Ford Motor reportedly is idling production at two profitable truck plants that make its best-selling F-150 pickup as the global semiconductor shortage worsens.
Bloomberg said the truck plant in Dearborn, Michigan, will shut for two weeks starting 5 April, citing an emailed statement from the automaker. Ford will also cease production of the F-150 at its Kansas City plant next week. The company is canceling overtime shifts at both plants to the end of June.
Bloomberg noted F-Series trucks are Ford’s biggest moneymakers and any lost production has a direct impact on profits. The company is in the midst of rolling out a redesigned F-150 and preparing to build a battery-powered model of the truck in Dearborn starting later this year.
CEO Jim Farley said last month that the chip shortage could cut Ford’s 2021 adjusted profit by US$1bn to $2.5bn, the report added. The automaker said it would update that guidance when it reports first quarter results on 28 April.
Ford’s SUV factory in Louisville, Kentucky, will be down the weeks of 12 and 19 April. A plant in Oakville, Ontario, that makes the Edge crossover utility, will be off for three weeks beginning 12 April.
The auto industry lost 1.3m vehicles of production to the chip shortage in the first quarter, Blomberg said, citing IHS Markit.
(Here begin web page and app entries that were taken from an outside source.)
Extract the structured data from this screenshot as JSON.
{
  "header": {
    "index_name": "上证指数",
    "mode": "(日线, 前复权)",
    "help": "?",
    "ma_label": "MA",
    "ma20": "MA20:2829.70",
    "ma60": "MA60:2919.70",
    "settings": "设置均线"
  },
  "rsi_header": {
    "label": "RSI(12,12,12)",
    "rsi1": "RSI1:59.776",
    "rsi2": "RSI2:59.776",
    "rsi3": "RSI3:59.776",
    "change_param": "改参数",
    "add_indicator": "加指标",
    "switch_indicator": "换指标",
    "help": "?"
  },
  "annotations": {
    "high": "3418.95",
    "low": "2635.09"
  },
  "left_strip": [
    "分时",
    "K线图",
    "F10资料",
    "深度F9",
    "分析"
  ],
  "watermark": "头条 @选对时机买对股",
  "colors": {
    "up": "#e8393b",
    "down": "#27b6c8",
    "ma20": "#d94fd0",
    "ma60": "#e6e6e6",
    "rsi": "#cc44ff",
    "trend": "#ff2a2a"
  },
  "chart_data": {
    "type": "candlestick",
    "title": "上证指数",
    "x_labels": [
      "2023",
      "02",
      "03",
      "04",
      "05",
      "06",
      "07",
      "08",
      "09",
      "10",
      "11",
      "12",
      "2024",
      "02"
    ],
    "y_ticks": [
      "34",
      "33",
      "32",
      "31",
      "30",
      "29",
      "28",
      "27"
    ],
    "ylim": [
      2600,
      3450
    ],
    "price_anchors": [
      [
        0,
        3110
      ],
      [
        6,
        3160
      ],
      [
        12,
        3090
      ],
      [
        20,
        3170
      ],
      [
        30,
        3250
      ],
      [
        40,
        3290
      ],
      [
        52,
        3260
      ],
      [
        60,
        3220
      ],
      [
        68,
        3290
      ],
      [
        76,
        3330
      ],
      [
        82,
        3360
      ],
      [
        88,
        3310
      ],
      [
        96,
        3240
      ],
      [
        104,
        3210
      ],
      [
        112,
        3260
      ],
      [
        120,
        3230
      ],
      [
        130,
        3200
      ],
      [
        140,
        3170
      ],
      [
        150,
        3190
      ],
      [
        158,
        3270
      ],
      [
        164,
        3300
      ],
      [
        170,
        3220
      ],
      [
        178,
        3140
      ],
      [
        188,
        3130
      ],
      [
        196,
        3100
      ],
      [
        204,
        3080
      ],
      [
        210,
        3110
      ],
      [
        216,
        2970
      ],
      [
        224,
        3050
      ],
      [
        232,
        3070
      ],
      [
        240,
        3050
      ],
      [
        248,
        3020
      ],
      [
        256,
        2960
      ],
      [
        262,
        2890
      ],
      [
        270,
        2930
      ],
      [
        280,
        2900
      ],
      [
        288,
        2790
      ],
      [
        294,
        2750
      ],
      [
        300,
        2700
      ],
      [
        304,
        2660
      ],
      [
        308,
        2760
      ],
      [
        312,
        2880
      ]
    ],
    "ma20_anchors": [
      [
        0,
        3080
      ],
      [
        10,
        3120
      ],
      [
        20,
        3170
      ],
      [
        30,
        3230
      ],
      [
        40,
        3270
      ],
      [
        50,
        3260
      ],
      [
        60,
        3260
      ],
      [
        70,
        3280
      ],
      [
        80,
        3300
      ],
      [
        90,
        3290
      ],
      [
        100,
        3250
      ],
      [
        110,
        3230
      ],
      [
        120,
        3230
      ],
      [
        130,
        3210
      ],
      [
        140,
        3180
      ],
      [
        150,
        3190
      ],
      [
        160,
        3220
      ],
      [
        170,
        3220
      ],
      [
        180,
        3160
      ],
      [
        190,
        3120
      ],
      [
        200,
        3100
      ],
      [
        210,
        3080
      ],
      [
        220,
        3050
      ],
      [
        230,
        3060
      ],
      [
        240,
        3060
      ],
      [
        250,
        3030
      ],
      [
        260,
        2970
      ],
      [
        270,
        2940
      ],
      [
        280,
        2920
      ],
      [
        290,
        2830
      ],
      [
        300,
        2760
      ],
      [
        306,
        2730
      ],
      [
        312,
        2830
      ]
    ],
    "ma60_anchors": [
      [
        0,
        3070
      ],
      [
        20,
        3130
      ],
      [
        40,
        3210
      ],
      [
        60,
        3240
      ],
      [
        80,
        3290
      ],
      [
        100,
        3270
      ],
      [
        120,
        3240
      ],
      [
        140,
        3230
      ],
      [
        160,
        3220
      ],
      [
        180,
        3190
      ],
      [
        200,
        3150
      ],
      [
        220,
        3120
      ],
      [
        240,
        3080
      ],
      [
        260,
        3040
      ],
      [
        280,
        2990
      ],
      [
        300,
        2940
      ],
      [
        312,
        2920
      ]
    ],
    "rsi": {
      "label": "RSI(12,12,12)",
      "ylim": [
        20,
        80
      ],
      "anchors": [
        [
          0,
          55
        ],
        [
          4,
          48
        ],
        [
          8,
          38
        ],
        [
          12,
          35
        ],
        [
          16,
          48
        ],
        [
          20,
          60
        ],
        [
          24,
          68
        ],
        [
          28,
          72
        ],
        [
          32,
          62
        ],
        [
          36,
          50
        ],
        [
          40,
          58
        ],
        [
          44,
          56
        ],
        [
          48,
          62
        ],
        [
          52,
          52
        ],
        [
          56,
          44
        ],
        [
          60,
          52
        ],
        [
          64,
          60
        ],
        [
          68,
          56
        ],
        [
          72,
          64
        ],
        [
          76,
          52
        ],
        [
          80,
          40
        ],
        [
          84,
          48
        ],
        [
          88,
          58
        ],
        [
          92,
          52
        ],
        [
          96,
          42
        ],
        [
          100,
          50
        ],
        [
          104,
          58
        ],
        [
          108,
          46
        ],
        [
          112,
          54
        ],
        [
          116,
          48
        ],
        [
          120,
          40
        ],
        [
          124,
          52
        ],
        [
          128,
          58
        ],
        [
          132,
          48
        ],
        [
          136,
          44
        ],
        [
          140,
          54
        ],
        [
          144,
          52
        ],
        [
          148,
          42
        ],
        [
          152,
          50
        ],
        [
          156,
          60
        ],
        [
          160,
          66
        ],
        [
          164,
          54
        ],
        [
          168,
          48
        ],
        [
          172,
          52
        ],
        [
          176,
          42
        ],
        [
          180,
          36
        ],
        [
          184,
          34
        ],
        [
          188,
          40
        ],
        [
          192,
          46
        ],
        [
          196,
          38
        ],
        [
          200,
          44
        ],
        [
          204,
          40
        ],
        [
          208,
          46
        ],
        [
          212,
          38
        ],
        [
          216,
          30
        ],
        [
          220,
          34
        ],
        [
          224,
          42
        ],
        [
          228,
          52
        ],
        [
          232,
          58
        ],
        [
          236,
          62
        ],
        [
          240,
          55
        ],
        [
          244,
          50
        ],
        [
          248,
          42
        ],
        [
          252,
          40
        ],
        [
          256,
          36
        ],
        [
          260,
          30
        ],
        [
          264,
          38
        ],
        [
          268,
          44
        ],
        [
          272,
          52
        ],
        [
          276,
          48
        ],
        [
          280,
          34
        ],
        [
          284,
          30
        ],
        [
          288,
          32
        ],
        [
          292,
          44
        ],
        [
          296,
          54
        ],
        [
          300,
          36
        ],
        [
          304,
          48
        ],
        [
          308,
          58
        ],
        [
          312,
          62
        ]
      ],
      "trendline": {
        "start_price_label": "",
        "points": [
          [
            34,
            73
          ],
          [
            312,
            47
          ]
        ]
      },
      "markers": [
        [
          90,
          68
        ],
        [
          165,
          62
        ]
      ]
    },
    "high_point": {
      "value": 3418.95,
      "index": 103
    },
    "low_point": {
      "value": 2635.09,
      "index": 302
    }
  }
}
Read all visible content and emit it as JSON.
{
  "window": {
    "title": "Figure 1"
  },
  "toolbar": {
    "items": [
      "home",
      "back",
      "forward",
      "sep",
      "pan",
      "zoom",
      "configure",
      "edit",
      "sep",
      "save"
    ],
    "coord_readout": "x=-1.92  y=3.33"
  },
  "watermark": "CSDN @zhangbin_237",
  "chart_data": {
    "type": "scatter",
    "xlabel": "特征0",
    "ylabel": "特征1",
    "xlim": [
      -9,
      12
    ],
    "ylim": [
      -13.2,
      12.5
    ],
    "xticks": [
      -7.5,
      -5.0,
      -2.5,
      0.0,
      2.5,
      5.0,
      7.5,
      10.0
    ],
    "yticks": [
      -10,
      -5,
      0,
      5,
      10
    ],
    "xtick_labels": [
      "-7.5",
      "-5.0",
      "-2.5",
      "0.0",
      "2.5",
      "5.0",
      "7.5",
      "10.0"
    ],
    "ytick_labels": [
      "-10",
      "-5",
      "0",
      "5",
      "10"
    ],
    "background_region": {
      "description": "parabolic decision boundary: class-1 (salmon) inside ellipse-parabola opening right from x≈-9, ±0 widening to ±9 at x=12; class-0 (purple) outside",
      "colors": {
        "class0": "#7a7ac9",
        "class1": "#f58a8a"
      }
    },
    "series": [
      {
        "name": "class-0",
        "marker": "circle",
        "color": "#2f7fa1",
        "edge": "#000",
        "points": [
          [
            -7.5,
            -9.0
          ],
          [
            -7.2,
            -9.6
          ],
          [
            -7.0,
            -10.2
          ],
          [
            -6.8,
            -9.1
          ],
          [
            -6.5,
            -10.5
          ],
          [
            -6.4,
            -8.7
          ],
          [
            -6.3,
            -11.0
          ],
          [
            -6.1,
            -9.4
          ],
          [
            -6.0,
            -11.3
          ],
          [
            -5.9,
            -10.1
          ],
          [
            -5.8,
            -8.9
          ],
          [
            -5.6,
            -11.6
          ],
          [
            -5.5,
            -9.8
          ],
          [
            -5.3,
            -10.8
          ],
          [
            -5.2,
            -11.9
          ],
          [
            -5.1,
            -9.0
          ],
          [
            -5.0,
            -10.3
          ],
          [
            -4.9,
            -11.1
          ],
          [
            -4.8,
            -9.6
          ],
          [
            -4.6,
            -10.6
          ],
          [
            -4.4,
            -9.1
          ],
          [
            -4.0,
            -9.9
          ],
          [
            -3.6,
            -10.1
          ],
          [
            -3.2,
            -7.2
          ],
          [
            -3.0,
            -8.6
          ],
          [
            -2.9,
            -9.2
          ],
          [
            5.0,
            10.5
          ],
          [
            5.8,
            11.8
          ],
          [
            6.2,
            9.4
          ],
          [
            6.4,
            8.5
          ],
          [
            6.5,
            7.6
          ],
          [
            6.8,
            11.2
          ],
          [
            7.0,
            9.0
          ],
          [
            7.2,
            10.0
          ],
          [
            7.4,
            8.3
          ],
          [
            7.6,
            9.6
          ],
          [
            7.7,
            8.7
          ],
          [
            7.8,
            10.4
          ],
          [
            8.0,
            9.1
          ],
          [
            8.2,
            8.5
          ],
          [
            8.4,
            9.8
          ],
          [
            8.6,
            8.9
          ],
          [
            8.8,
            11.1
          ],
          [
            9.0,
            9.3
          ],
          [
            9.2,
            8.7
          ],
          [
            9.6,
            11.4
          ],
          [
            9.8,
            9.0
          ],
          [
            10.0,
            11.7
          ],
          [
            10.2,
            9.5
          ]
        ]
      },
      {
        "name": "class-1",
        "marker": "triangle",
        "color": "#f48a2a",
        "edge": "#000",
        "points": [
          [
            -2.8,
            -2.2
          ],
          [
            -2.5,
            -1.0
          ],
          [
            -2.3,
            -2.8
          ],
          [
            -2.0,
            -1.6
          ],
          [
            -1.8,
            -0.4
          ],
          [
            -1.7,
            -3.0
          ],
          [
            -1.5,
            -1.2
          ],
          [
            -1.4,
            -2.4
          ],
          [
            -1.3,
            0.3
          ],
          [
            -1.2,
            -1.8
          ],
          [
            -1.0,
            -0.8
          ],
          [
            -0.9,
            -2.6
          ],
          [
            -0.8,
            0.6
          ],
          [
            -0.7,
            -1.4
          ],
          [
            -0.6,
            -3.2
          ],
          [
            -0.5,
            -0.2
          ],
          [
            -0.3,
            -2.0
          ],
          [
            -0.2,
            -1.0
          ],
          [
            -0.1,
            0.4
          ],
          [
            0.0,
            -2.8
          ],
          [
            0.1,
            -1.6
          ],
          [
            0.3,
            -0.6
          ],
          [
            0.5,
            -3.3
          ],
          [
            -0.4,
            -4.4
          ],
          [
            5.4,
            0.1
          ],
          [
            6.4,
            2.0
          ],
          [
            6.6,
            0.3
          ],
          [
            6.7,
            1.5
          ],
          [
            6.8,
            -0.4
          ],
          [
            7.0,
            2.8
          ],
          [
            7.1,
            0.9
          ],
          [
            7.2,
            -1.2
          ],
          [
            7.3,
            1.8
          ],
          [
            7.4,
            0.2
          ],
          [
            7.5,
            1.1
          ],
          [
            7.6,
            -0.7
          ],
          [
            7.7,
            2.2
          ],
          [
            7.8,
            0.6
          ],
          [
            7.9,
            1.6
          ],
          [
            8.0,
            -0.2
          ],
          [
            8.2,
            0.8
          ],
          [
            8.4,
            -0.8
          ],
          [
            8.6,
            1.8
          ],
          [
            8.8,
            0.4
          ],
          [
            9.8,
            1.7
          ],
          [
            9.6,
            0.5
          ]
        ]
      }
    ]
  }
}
And the hit to production could be just as big in the second quarter after semiconductor plants have been taken out by the winter storm that devastated Texas and a fire at a major chip manufacturing site in Japan owned by Renesas Electronics.